The beginning tower, Daedalus, consists of eight floors (the top floor being the town) and downward progress was slow but enjoyable. The encounter rate was high but with the frequent changes in party composition, it never got too old. Many demons come with spells, which have nonsensical names, and those are fun to experiment with. There is no shortcut back to the town (at least until the tower boss is defeated), so there is lots of returning to town to heal everyone up. Thankfully, Guminator can cast spells as well (unlike me), and has been the main source of healing for the group. All this backtracking through the easier levels left lots of time to have some deep discussions about the nuanced differences between human and demon philosophy with my minions (I'd interact more with Gumdrop, but all she talks about is chocolate and Hello Kitty™ and chocolate Hello Kitties). This caused quite the deficit in my stock of magnetite.
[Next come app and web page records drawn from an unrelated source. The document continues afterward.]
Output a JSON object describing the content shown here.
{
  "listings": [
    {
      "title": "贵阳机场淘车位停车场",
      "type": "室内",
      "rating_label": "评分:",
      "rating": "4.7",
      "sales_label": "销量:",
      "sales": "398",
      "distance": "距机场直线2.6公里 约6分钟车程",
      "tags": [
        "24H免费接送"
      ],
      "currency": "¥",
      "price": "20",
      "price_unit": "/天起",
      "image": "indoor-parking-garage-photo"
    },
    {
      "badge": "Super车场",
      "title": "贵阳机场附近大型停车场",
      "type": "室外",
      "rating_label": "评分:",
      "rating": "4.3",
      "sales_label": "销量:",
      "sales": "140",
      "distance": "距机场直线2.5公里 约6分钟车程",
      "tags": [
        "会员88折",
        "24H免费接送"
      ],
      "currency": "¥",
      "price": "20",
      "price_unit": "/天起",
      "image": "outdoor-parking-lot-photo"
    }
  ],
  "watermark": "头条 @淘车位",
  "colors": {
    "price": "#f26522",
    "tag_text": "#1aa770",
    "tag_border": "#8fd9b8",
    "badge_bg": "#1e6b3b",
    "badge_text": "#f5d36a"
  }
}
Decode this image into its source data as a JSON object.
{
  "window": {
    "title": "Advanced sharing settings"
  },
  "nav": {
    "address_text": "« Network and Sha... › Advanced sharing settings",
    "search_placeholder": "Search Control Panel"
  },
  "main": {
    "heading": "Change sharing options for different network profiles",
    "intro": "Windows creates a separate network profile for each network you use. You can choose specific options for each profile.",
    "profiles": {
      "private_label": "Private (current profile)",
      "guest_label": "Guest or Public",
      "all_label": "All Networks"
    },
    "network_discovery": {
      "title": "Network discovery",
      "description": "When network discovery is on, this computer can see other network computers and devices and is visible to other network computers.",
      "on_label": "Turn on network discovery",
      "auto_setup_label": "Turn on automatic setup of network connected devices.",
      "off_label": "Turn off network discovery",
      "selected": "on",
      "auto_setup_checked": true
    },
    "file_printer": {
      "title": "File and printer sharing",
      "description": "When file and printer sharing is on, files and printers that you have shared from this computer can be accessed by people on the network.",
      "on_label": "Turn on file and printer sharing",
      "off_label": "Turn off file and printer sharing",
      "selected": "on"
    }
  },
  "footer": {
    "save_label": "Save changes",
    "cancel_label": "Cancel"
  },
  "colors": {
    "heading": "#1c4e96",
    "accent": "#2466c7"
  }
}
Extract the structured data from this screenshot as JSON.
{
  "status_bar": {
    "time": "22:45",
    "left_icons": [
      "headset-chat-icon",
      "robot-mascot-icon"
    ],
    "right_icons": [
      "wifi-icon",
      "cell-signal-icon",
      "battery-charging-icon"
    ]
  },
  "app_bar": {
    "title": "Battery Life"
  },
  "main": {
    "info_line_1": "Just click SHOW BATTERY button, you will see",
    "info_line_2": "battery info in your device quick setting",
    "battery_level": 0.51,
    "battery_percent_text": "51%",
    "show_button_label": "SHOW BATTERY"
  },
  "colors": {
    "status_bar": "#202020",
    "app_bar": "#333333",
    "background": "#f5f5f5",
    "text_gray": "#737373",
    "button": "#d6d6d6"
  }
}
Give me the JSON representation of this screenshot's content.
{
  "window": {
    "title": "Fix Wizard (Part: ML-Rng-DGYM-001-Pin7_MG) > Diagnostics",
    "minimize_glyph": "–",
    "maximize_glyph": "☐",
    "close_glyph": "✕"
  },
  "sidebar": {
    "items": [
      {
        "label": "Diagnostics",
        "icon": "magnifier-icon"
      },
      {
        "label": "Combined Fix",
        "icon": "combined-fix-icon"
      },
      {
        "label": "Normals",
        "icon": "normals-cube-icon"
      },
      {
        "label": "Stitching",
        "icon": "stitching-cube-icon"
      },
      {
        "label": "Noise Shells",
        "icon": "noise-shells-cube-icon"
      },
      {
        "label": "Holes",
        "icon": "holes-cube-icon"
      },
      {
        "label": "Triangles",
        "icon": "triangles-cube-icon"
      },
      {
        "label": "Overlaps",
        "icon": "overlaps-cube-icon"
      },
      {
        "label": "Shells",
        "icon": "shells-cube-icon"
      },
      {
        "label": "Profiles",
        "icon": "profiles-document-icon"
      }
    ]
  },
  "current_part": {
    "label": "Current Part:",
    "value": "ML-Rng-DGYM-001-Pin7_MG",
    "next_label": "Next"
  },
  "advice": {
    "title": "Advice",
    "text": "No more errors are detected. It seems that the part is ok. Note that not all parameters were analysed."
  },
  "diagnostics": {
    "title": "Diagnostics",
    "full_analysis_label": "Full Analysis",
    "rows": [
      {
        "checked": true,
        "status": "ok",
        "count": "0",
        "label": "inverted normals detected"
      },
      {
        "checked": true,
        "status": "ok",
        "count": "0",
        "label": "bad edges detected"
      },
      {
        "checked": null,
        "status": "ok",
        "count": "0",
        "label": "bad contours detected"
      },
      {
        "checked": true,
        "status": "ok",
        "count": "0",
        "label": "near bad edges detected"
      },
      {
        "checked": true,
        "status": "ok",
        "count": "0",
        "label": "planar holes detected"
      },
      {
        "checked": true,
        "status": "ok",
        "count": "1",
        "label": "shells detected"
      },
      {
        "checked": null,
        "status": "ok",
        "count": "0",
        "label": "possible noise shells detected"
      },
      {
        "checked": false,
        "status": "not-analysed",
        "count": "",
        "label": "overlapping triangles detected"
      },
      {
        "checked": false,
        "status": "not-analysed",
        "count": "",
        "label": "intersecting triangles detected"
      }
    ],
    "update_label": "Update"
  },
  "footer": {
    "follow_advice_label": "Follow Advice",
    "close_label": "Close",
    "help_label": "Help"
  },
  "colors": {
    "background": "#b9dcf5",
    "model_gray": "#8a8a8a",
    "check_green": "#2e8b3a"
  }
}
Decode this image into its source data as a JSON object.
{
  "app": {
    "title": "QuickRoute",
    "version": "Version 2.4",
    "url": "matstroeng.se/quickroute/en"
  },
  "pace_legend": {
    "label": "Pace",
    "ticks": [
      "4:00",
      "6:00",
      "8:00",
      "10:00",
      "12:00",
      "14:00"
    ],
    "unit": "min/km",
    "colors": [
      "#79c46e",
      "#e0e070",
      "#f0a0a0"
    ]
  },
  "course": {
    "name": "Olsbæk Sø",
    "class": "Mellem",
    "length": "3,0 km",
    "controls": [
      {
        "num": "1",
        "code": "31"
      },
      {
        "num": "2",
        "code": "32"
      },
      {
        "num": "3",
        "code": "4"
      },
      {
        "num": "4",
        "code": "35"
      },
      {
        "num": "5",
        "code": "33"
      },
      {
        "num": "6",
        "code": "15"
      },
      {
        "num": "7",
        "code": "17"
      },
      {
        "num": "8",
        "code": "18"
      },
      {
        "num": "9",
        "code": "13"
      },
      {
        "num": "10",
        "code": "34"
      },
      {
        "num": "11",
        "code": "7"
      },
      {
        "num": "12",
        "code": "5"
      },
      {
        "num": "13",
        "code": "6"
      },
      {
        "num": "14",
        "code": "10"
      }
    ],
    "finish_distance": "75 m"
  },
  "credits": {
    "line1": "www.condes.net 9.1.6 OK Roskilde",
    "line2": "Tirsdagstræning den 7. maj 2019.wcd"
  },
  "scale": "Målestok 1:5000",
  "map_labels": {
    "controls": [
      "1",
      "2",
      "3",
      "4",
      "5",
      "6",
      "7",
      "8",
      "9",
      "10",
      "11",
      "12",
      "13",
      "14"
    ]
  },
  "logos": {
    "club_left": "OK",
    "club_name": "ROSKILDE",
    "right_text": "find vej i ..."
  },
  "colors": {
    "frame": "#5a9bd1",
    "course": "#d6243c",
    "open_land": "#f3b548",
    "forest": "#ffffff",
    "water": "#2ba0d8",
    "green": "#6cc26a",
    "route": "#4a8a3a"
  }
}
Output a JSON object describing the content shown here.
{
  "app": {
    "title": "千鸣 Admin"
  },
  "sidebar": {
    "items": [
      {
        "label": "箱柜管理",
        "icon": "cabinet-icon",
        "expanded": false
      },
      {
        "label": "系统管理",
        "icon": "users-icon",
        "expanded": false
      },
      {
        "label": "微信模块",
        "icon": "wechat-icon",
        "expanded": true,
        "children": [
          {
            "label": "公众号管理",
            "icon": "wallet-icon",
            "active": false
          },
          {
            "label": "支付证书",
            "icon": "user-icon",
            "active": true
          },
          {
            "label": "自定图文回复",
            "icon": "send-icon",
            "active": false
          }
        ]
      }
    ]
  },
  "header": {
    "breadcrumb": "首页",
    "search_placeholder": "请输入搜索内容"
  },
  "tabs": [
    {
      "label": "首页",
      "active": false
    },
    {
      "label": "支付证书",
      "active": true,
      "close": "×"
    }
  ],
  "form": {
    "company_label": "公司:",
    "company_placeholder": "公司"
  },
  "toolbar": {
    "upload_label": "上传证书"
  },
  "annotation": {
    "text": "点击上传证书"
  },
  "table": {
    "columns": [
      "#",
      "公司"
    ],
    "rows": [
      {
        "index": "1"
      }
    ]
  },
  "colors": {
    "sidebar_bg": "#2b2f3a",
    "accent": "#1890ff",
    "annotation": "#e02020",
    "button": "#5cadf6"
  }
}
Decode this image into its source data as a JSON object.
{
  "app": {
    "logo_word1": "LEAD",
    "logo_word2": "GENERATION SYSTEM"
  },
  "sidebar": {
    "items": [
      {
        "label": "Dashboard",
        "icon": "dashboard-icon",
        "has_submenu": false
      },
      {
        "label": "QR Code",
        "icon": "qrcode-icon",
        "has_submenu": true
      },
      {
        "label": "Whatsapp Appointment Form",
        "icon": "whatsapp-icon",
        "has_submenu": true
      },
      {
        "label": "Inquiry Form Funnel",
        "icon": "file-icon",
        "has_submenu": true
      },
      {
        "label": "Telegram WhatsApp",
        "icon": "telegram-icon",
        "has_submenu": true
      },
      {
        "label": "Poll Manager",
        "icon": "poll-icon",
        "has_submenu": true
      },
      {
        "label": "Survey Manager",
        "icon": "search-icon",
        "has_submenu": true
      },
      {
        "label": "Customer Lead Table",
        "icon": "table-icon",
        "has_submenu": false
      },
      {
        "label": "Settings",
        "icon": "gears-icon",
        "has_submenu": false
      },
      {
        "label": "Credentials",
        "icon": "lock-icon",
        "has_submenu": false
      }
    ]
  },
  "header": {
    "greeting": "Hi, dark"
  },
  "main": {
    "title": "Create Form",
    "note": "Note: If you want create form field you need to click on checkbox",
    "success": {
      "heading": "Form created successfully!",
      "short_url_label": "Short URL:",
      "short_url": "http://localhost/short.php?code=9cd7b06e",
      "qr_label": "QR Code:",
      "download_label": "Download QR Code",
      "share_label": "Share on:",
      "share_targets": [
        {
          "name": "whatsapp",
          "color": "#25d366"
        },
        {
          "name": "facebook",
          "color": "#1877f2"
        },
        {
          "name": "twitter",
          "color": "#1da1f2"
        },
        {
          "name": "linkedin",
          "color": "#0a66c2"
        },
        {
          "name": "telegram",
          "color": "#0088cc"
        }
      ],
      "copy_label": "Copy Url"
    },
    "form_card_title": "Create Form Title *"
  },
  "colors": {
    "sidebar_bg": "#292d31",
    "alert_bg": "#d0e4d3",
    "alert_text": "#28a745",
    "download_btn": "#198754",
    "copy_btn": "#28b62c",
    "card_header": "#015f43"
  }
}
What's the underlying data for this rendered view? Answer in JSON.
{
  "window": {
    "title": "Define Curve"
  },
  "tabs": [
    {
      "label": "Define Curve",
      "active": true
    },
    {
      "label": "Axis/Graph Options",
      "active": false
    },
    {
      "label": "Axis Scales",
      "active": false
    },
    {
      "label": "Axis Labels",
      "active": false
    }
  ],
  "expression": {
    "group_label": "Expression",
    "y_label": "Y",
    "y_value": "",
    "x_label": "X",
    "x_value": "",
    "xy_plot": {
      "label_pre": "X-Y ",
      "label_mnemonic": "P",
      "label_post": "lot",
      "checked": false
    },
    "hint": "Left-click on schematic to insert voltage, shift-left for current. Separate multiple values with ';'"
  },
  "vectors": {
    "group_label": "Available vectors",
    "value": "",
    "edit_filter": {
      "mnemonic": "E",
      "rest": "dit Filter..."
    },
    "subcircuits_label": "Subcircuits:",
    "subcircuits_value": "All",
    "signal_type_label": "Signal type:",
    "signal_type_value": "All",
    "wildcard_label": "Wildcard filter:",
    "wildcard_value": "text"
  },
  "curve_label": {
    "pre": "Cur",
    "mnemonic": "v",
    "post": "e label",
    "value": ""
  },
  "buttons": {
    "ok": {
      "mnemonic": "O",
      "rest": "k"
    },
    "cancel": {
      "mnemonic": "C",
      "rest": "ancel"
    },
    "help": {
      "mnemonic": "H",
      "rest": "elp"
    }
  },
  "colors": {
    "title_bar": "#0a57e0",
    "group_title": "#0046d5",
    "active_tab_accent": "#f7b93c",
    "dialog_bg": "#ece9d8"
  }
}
Not wanting to have to unsummon my chat partners, I decided to disregard my advice about good party management and grind out a bunch of magnetite. Loot is static dependent on creature type and there are also static encounters placed in particular rooms, which regenerate even if one leaves and then immediately re-enters. I picked one such place and settled in for a good ol' fashion grind session, by gar! The demon turned out to be another eerie parallel to the first Wizardry.
|Long lost cousin to Murphy?|
With magnetite overflowing out of our pockets, we continued battling our down through the tower. The combat system has a few interesting aspects not often seen. The biggest being that the player cannot assign targets for any party member's attacks; each attack picks a target at random. This means that larger groups of enemies are exponentially more dangerous as each individual's chance to survive a round increases. This also makes group attack spells more valuable, as well as spells that cause turns to be wasted, such as sleep and confusion. Another cool battle mechanic is that every non-group attack, whether it be physical or magical, has a chance to strike twice. This doesn't replace critical hits as they are present as well. Battles feel very chaotic and frenzied when there are many participants on each side and I revel in cheering on my daemons as they smash and annihilate their former brethren.
|Cancer will hopefully finish off that weak red orc.|
An encounter doesn't always mean direct combat, however; if I already own a demon of the same type as encountered, I can choose to give peace a chance and both sides will go their own way. Heck, sometimes the other demons will even give me a token amount of macca; I guess it's their way of showing approval for us bridging the human/demon cultural gap. Most demons aren't as progressive as those ones, though, especially not the boss of Daedalus tower, the dreaded Minotaur.
|Br...brats? *sniff* You know, sometimes|
words can hurt just as much as weapons.
After his defeat, we were rewarded with the oddly named Sphere of Silence, which unlocks the elevator for the entire tower. From here, there is a long passageway leading to the next area, which we've been told connects to a floating city. Sounds pretty boss, and we've got a lot of macca on hand to spend. Hopefully there's a nice restaurant that caters to demons as well, since I'd like to reward my friends for their admirable performances thus far.